Bird Is a Verb
BIRD as a verb entered the vernacular sometime around the ‘70s. It is looking for and looking at the things flying around out there with feathers and wings. It’s active. It’s participatory. It’s finding and observing. It involves aesthetic appreciation, exercise, social interaction, study, and travel.

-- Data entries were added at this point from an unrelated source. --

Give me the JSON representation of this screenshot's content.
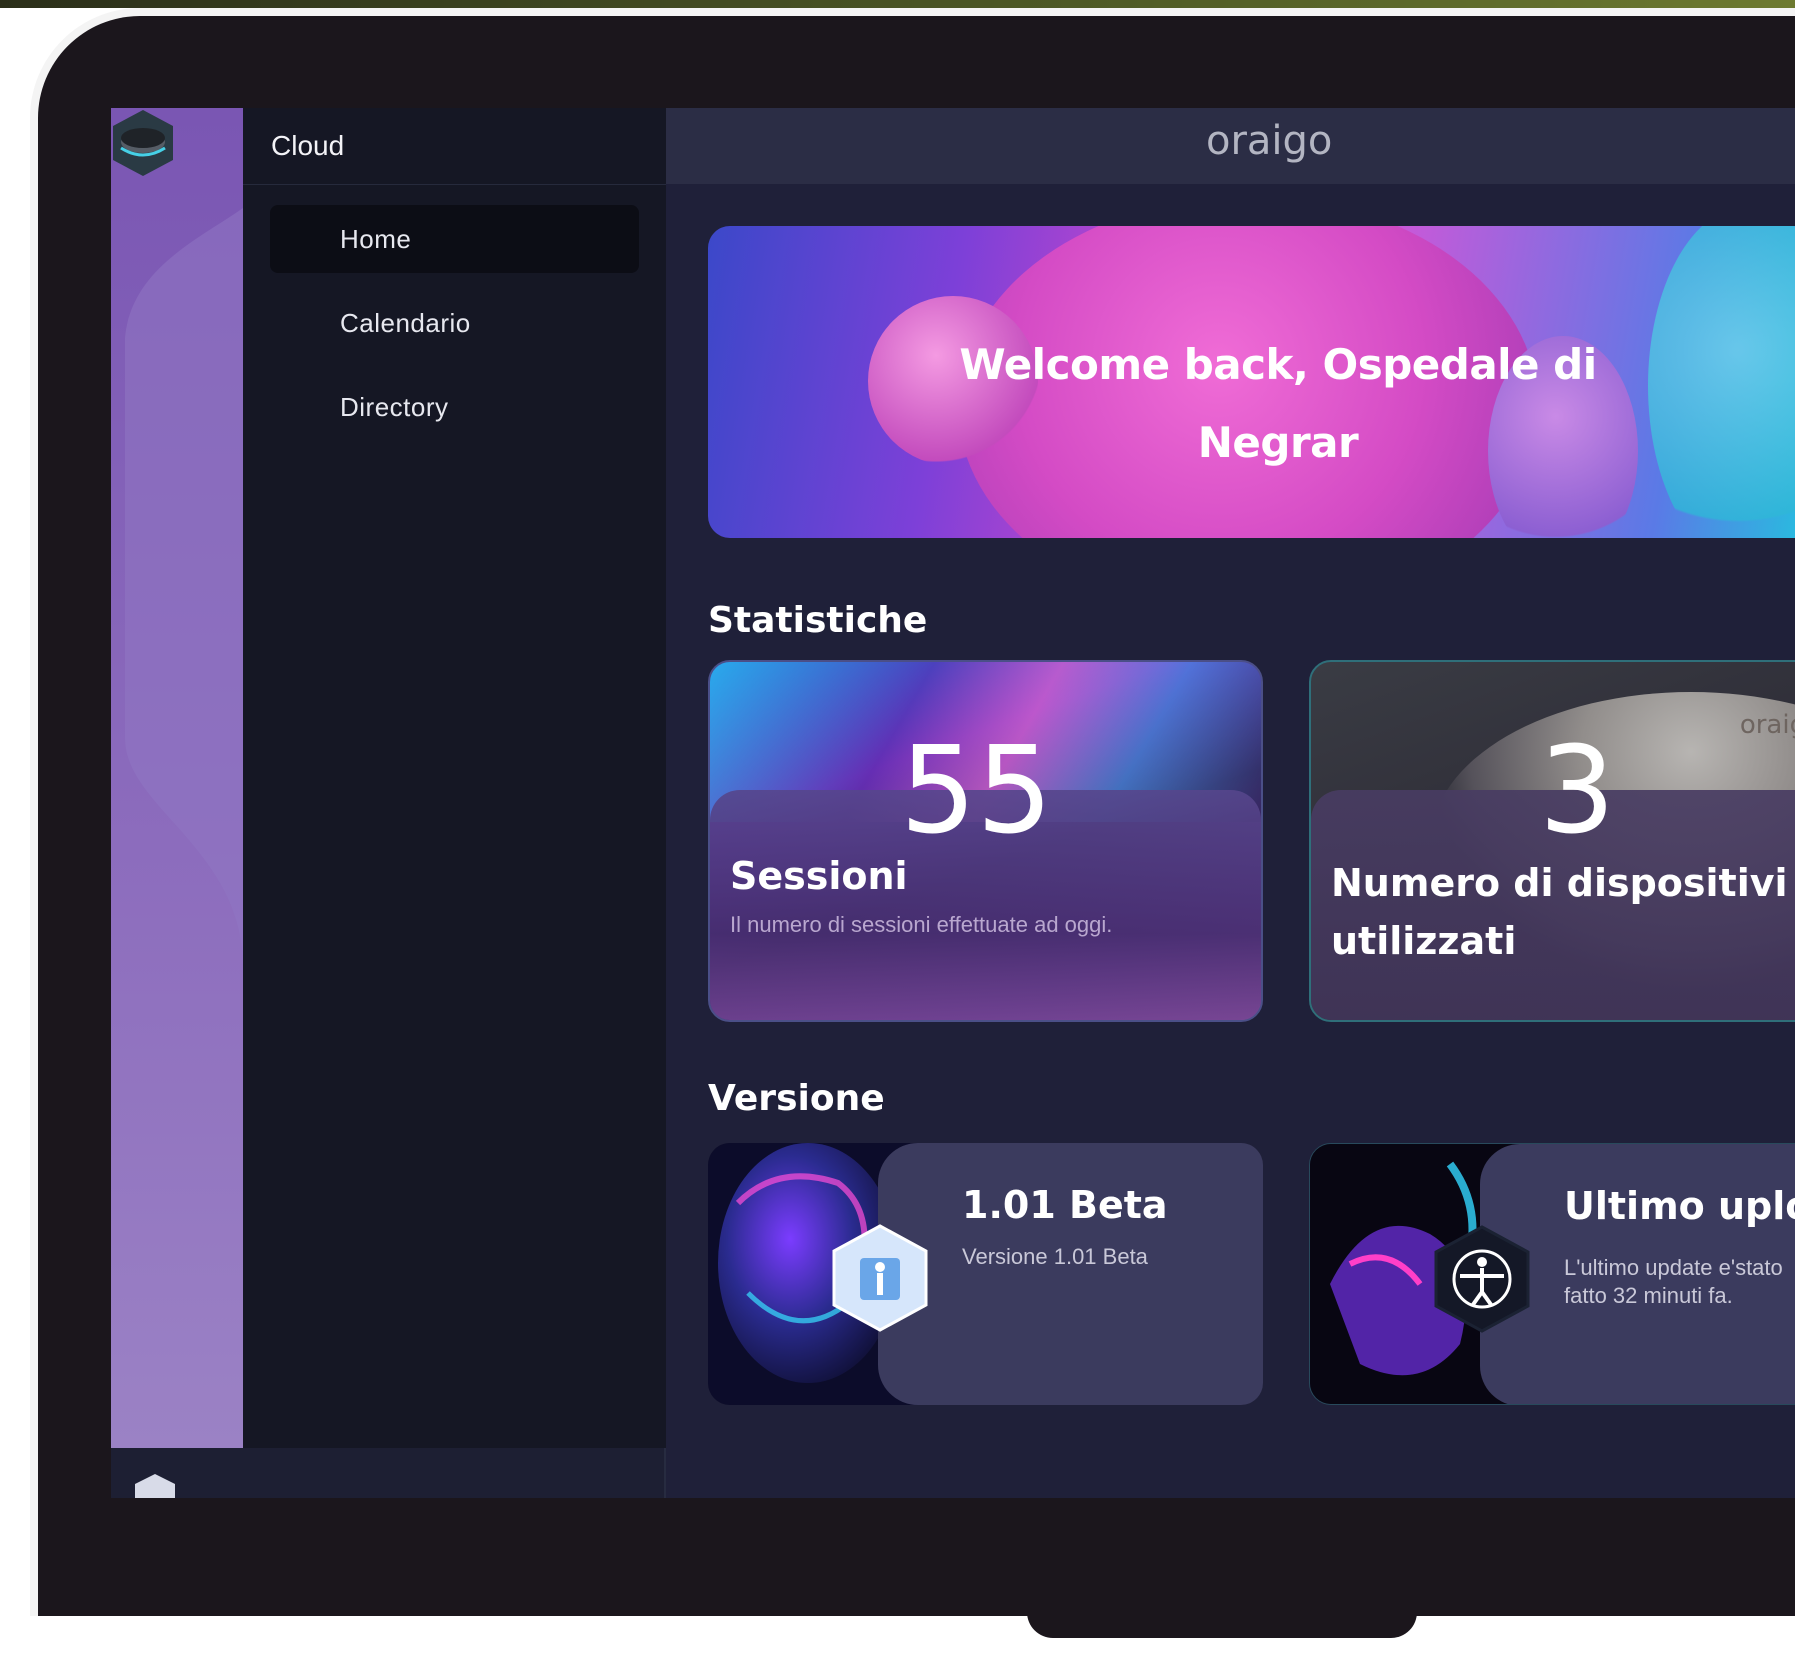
{
  "sidebar": {
    "title": "Cloud",
    "items": [
      {
        "label": "Home"
      },
      {
        "label": "Calendario"
      },
      {
        "label": "Directory"
      }
    ]
  },
  "header": {
    "brand": "oraigo"
  },
  "hero": {
    "line1": "Welcome back, Ospedale di",
    "line2": "Negrar"
  },
  "stats": {
    "title": "Statistiche",
    "sessions": {
      "value": "55",
      "label": "Sessioni",
      "description": "Il numero di sessioni effettuate ad oggi."
    },
    "devices": {
      "value": "3",
      "label_line1": "Numero di dispositivi",
      "label_line2": "utilizzati",
      "brand": "oraigo"
    }
  },
  "version": {
    "title": "Versione",
    "current": {
      "title": "1.01 Beta",
      "description": "Versione 1.01 Beta"
    },
    "last_upload": {
      "title": "Ultimo uplo",
      "description_line1": "L'ultimo update e'stato",
      "description_line2": "fatto 32 minuti fa."
    }
  },
  "icons": {
    "app_logo": "cube-logo-icon",
    "version_badge": "body-scan-icon",
    "upload_badge": "vitruvian-man-icon"
  },
  "colors": {
    "accent_purple": "#7a56b3",
    "brand_green": "#9ccf2e",
    "background": "#1f2039"
  }
}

Most birders are initially attracted to birds by their beauty. If you’re a visual person, the first time you saw a male Northern Cardinal, our ‘redbird,’ it probably took your breath away. But bird plumage comes in an array of colors—sunset orange on orioles, emerald green on hummingbirds, electric blue on jays. There’s snow white on ptarmigan. There’s coal black on ravens, which will steal your picnic lunch. There’s a palette of pastel colors–pink, green, yellow and blue—on the flocks of Rosy-faced Lovebirds, an escaped species establishing a foothold in many Phoenix neighborhoods.